_What the task asks:_ All of the data is to be set down again without any alteration.

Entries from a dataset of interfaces
====
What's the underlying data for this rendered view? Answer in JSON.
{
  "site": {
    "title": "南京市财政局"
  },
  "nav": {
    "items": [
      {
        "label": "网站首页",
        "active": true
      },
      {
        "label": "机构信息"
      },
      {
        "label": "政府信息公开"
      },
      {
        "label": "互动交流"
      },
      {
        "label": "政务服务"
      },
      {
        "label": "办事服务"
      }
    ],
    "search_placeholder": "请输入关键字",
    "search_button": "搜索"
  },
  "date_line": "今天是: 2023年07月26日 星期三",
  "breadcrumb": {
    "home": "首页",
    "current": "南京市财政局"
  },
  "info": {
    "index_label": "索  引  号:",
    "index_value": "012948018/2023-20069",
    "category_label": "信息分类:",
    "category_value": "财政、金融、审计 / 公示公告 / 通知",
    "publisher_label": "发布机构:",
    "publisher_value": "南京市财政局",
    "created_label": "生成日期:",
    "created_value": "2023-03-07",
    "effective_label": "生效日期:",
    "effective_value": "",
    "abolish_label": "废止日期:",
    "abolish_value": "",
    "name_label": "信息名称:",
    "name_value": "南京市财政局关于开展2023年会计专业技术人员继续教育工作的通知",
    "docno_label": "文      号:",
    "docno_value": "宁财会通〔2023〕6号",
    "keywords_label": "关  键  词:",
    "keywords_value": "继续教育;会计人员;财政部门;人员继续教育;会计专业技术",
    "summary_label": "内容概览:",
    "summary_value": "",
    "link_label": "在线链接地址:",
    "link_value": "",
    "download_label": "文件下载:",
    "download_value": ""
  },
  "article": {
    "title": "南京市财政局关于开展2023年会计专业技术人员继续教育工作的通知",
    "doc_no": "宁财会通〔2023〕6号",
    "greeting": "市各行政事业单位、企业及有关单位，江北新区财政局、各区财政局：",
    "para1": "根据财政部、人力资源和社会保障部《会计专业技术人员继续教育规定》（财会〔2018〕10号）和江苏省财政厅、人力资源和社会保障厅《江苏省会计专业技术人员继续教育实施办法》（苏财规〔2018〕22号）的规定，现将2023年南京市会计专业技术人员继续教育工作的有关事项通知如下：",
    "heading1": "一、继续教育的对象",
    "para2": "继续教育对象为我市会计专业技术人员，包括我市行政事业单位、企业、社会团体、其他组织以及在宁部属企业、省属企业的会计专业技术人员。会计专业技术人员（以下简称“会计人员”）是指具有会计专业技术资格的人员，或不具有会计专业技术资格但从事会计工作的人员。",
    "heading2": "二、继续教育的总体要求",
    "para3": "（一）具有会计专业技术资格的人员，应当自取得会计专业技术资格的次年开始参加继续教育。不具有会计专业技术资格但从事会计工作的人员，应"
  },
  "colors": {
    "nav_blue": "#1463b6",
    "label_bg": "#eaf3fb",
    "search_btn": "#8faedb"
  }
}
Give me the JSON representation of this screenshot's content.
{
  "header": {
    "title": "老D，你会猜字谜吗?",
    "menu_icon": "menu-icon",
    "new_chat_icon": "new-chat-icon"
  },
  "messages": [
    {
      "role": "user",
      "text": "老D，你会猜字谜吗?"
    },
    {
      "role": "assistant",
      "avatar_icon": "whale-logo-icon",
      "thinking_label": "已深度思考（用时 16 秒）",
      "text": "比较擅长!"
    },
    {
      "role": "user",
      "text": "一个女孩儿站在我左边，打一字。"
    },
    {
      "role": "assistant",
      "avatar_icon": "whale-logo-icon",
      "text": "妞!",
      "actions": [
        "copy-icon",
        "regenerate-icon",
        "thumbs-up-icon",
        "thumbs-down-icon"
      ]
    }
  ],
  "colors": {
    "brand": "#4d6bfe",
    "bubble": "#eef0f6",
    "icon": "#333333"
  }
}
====
_Solution for this task:_
What's the underlying data for this rendered view? Answer in JSON.
{
  "site": {
    "title": "南京市财政局"
  },
  "nav": {
    "items": [
      {
        "label": "网站首页",
        "active": true
      },
      {
        "label": "机构信息"
      },
      {
        "label": "政府信息公开"
      },
      {
        "label": "互动交流"
      },
      {
        "label": "政务服务"
      },
      {
        "label": "办事服务"
      }
    ],
    "search_placeholder": "请输入关键字",
    "search_button": "搜索"
  },
  "date_line": "今天是: 2023年07月26日 星期三",
  "breadcrumb": {
    "home": "首页",
    "current": "南京市财政局"
  },
  "info": {
    "index_label": "索  引  号:",
    "index_value": "012948018/2023-20069",
    "category_label": "信息分类:",
    "category_value": "财政、金融、审计 / 公示公告 / 通知",
    "publisher_label": "发布机构:",
    "publisher_value": "南京市财政局",
    "created_label": "生成日期:",
    "created_value": "2023-03-07",
    "effective_label": "生效日期:",
    "effective_value": "",
    "abolish_label": "废止日期:",
    "abolish_value": "",
    "name_label": "信息名称:",
    "name_value": "南京市财政局关于开展2023年会计专业技术人员继续教育工作的通知",
    "docno_label": "文      号:",
    "docno_value": "宁财会通〔2023〕6号",
    "keywords_label": "关  键  词:",
    "keywords_value": "继续教育;会计人员;财政部门;人员继续教育;会计专业技术",
    "summary_label": "内容概览:",
    "summary_value": "",
    "link_label": "在线链接地址:",
    "link_value": "",
    "download_label": "文件下载:",
    "download_value": ""
  },
  "article": {
    "title": "南京市财政局关于开展2023年会计专业技术人员继续教育工作的通知",
    "doc_no": "宁财会通〔2023〕6号",
    "greeting": "市各行政事业单位、企业及有关单位，江北新区财政局、各区财政局：",
    "para1": "根据财政部、人力资源和社会保障部《会计专业技术人员继续教育规定》（财会〔2018〕10号）和江苏省财政厅、人力资源和社会保障厅《江苏省会计专业技术人员继续教育实施办法》（苏财规〔2018〕22号）的规定，现将2023年南京市会计专业技术人员继续教育工作的有关事项通知如下：",
    "heading1": "一、继续教育的对象",
    "para2": "继续教育对象为我市会计专业技术人员，包括我市行政事业单位、企业、社会团体、其他组织以及在宁部属企业、省属企业的会计专业技术人员。会计专业技术人员（以下简称“会计人员”）是指具有会计专业技术资格的人员，或不具有会计专业技术资格但从事会计工作的人员。",
    "heading2": "二、继续教育的总体要求",
    "para3": "（一）具有会计专业技术资格的人员，应当自取得会计专业技术资格的次年开始参加继续教育。不具有会计专业技术资格但从事会计工作的人员，应"
  },
  "colors": {
    "nav_blue": "#1463b6",
    "label_bg": "#eaf3fb",
    "search_btn": "#8faedb"
  }
}
Give me the JSON representation of this screenshot's content.
{
  "header": {
    "title": "老D，你会猜字谜吗?",
    "menu_icon": "menu-icon",
    "new_chat_icon": "new-chat-icon"
  },
  "messages": [
    {
      "role": "user",
      "text": "老D，你会猜字谜吗?"
    },
    {
      "role": "assistant",
      "avatar_icon": "whale-logo-icon",
      "thinking_label": "已深度思考（用时 16 秒）",
      "text": "比较擅长!"
    },
    {
      "role": "user",
      "text": "一个女孩儿站在我左边，打一字。"
    },
    {
      "role": "assistant",
      "avatar_icon": "whale-logo-icon",
      "text": "妞!",
      "actions": [
        "copy-icon",
        "regenerate-icon",
        "thumbs-up-icon",
        "thumbs-down-icon"
      ]
    }
  ],
  "colors": {
    "brand": "#4d6bfe",
    "bubble": "#eef0f6",
    "icon": "#333333"
  }
}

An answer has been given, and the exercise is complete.